BA.2, a new Omicron subvariant with unclear origin is becoming the predominant strain to cause Covid-19 infections in many areas of the world. It is approximated to make up 54.9% of all US cases as of last week.1
Some scientists believe all Omicron subvariants may have emerged at the same time. BA.1, the Omicron variant first reported in South Africa in November 2021, is thought to have caused the Covid-19 infection surge this past winter. With the rapid spread of the new subvariant BA.2 around the globe, many are wondering if this is cause for concern.
What do we know so far about new subvariant, BA.2?
Compared to the original version of the virus, the first Omicron subvariant (BA.1) has 39 mutations in the spike protein. BA.2 shares around 30 mutations with its predecessor and also has 8 additional unique mutations.2 BA.2 is referred to by some scientists as a “stealth” variant because it lacks a genetic signature, making it difficult to distinguish from the original Delta variant on PCR testing. Health experts say the new subvariant should still produce a positive result on testing.
Symptoms of BA.2
The symptoms of BA.2 appear to be similar to those already seen with many Covid-19 infections. At this time, distinguishing and unique symptoms of the new variant are unknown. The symptoms appear to be similar to those of BA.1 which include runny nose, fatigue, cough and nasal congestion.

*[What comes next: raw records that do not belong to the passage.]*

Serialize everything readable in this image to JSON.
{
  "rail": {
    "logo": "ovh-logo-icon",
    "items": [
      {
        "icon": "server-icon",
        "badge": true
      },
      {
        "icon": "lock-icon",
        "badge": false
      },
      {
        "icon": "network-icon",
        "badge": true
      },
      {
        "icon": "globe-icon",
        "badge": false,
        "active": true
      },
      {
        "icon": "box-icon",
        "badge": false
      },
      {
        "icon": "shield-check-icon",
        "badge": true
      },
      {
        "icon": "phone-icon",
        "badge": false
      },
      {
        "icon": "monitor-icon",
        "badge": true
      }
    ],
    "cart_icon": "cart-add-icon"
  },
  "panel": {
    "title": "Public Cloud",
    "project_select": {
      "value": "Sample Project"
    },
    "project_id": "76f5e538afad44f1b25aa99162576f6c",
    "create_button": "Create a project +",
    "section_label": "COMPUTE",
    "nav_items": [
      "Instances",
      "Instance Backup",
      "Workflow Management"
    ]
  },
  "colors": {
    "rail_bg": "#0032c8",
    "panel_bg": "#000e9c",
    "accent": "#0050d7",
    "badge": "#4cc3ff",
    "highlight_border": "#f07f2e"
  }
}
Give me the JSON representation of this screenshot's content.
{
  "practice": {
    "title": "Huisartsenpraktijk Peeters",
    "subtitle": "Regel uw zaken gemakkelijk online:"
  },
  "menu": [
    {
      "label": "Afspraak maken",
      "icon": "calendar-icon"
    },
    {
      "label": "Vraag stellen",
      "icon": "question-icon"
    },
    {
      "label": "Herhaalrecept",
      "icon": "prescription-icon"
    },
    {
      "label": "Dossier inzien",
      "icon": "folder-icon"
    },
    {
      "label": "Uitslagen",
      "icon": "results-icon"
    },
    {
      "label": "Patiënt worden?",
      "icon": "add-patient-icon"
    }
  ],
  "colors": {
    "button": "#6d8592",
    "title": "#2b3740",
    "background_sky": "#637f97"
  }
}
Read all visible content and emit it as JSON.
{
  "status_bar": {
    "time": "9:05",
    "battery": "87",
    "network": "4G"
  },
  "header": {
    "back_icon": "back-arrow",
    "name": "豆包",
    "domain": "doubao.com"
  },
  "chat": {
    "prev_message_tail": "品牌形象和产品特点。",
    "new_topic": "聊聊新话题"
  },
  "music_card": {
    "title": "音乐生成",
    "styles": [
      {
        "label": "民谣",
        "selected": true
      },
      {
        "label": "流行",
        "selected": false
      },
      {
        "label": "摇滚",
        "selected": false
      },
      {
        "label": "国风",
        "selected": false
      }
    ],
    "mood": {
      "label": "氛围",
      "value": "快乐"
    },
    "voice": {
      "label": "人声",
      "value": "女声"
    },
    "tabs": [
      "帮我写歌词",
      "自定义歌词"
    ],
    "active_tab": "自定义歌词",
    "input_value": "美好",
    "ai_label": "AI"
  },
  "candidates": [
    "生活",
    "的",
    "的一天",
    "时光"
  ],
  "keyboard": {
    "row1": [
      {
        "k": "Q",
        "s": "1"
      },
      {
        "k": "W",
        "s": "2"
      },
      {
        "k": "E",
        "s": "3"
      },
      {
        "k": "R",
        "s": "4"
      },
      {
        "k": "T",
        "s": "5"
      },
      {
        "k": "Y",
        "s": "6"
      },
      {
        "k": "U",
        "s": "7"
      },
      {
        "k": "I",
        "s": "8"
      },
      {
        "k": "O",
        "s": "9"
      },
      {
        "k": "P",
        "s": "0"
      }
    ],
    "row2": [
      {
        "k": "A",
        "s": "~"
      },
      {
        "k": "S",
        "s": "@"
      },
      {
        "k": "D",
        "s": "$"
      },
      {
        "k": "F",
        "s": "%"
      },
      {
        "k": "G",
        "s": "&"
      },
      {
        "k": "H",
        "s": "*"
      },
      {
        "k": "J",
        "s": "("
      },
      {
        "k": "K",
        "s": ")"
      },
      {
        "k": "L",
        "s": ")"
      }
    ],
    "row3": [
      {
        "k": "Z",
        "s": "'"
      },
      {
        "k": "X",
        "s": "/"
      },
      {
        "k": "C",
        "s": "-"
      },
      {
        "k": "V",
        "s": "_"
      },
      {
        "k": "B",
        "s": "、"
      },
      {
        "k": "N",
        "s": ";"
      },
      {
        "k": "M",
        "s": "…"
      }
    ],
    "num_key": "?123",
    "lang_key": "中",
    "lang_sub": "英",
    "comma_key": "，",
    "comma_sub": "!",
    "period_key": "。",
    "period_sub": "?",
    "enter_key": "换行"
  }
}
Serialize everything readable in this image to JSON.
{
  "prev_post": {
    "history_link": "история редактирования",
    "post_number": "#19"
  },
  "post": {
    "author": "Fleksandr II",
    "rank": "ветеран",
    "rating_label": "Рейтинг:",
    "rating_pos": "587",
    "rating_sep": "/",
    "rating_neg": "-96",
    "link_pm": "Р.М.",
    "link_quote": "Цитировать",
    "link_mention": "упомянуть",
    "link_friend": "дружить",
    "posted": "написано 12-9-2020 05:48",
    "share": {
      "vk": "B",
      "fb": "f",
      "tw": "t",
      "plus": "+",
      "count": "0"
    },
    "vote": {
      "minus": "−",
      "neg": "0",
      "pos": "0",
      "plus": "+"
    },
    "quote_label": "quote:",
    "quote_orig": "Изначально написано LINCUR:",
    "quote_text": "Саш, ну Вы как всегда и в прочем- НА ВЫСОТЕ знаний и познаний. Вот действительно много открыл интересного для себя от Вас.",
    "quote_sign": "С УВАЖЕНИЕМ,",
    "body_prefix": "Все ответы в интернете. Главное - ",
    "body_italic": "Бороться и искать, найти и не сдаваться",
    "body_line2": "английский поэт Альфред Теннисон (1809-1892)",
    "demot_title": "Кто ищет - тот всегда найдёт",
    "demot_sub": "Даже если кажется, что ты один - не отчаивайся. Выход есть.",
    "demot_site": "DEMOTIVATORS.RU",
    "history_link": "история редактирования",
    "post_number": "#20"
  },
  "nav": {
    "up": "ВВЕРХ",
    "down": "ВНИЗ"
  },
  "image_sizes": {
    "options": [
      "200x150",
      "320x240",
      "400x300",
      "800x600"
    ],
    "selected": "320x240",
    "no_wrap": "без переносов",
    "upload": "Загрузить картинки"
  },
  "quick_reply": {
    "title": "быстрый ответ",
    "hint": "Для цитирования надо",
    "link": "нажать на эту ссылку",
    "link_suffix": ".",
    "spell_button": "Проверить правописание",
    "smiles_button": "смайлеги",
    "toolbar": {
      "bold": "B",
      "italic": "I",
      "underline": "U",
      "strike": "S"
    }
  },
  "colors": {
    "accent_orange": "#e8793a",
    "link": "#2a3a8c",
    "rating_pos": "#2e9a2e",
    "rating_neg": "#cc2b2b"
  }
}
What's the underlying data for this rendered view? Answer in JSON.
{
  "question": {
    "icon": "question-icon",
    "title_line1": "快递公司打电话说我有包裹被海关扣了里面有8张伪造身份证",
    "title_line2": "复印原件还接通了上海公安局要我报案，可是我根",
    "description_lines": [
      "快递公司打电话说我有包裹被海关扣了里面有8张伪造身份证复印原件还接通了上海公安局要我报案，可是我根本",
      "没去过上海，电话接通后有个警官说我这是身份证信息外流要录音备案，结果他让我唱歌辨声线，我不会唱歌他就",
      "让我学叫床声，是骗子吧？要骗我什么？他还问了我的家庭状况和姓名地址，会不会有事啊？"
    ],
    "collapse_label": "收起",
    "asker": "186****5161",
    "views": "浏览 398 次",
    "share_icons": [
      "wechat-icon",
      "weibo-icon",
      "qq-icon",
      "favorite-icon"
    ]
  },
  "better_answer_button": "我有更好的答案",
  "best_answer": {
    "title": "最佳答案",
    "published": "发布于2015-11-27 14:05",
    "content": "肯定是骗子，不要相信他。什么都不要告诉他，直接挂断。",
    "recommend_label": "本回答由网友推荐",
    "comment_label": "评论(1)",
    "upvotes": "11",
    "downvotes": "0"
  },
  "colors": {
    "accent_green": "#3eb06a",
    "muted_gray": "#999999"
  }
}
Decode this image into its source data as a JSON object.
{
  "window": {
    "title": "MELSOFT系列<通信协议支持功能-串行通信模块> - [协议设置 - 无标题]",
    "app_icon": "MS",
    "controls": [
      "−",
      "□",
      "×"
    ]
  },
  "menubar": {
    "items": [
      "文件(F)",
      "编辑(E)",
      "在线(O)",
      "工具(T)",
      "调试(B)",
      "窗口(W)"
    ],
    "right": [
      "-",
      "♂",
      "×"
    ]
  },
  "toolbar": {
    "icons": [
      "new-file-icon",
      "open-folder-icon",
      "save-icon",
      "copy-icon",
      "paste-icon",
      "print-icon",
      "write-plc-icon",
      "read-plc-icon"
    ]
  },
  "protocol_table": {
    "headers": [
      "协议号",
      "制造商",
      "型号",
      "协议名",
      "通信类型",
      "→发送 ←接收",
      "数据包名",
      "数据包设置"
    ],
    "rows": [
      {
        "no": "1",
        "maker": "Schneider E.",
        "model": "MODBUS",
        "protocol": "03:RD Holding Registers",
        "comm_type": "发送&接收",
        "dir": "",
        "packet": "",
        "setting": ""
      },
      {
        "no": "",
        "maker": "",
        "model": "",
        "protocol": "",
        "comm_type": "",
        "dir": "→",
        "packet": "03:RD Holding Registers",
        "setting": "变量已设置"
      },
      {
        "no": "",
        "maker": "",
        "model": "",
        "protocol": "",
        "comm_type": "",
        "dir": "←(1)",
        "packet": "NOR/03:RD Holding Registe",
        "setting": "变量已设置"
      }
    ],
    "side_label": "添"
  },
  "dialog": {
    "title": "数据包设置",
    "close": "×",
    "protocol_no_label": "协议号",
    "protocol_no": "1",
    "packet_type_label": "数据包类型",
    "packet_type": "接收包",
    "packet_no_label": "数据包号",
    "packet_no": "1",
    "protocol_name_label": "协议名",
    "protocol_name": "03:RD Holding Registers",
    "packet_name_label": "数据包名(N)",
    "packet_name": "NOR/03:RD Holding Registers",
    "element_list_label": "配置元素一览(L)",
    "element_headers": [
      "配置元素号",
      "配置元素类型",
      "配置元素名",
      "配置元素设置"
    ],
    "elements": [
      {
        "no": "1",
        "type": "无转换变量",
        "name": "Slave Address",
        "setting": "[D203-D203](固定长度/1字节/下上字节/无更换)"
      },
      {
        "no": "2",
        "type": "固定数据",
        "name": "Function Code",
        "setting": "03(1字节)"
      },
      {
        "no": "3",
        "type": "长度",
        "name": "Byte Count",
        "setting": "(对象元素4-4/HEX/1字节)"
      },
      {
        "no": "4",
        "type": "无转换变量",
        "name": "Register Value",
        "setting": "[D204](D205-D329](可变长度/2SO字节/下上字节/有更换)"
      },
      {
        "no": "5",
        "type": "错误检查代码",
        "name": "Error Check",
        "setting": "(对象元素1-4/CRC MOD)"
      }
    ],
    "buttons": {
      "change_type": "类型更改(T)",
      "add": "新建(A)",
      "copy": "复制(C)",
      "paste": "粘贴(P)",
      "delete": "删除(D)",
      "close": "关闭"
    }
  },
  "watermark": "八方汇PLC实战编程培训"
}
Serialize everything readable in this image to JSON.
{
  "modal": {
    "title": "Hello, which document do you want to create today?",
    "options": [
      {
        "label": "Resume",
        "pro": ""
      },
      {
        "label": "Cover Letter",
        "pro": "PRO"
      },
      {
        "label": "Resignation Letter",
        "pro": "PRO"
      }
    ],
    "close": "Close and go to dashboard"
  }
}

Transmission, Hospitalizations, Deaths
While BA.2 is thought to be more transmissible than BA.1, it is not thought to be more virulent.3 A recent pre-print of a study out of South Africa showed there was no increased risk of hospitalization or severe disease from BA.1 compared to BA.2.4 Denmark was the first country to experience a quick takeover by BA.2. Supporting South Africa’s findings, in a Denmark study, they state their “initial analysis shows no differences in hospitalisations for BA.2 compared to BA.1.”5
Immunity to BA.2
Another recent study looking at reinfection suggests robust immune protection against BA.2 if someone had been previously infected with BA.1.6 Because of the initial Omicron surge across the world, a great percentage of people should have this robust protection. The World Health Organization stated, “real-world data on clinical severity from South Africa, the United Kingdom, and Denmark, where immunity from vaccination or natural infection is high: in this data, there was no reported difference in severity between BA.2 and BA.1.”7
While many experience mild to no symptoms with omicron variants, many are wondering if there are effective therapeutics to fight it.
A recent study out of Japan evaluated four different medications against omicron BA.1.8 The medications in the analysis included: Ivermectin, Lopinavir, Mpro 13b, and Pfizer’s new oral drug Paxlovid, approved only under emergency use authorization. They concluded that while all of the drugs proved to be effective, “Ivermectin showed the best result…and may be the most effective drug candidate against the Omicron variant.” Only time will tell how these therapeutics perform against BA.2.
Omicron subvariant BA.2 is rising across the world and is also rising in the US. The prevalence of BA.2 increased steadily from 39% two weeks ago to 54.9% last week. While there is still debate as to whether BA.2 will continue to surge in the US, protective immunity should be robust for a great majority of people. In theory, a surge in BA.2 cases should not lead to a surge in deaths and hospitalizations.
To help protect against any kind of infection, it is prudent to proactively take Vitamin D, Vitamin C, Zinc and Quercetin.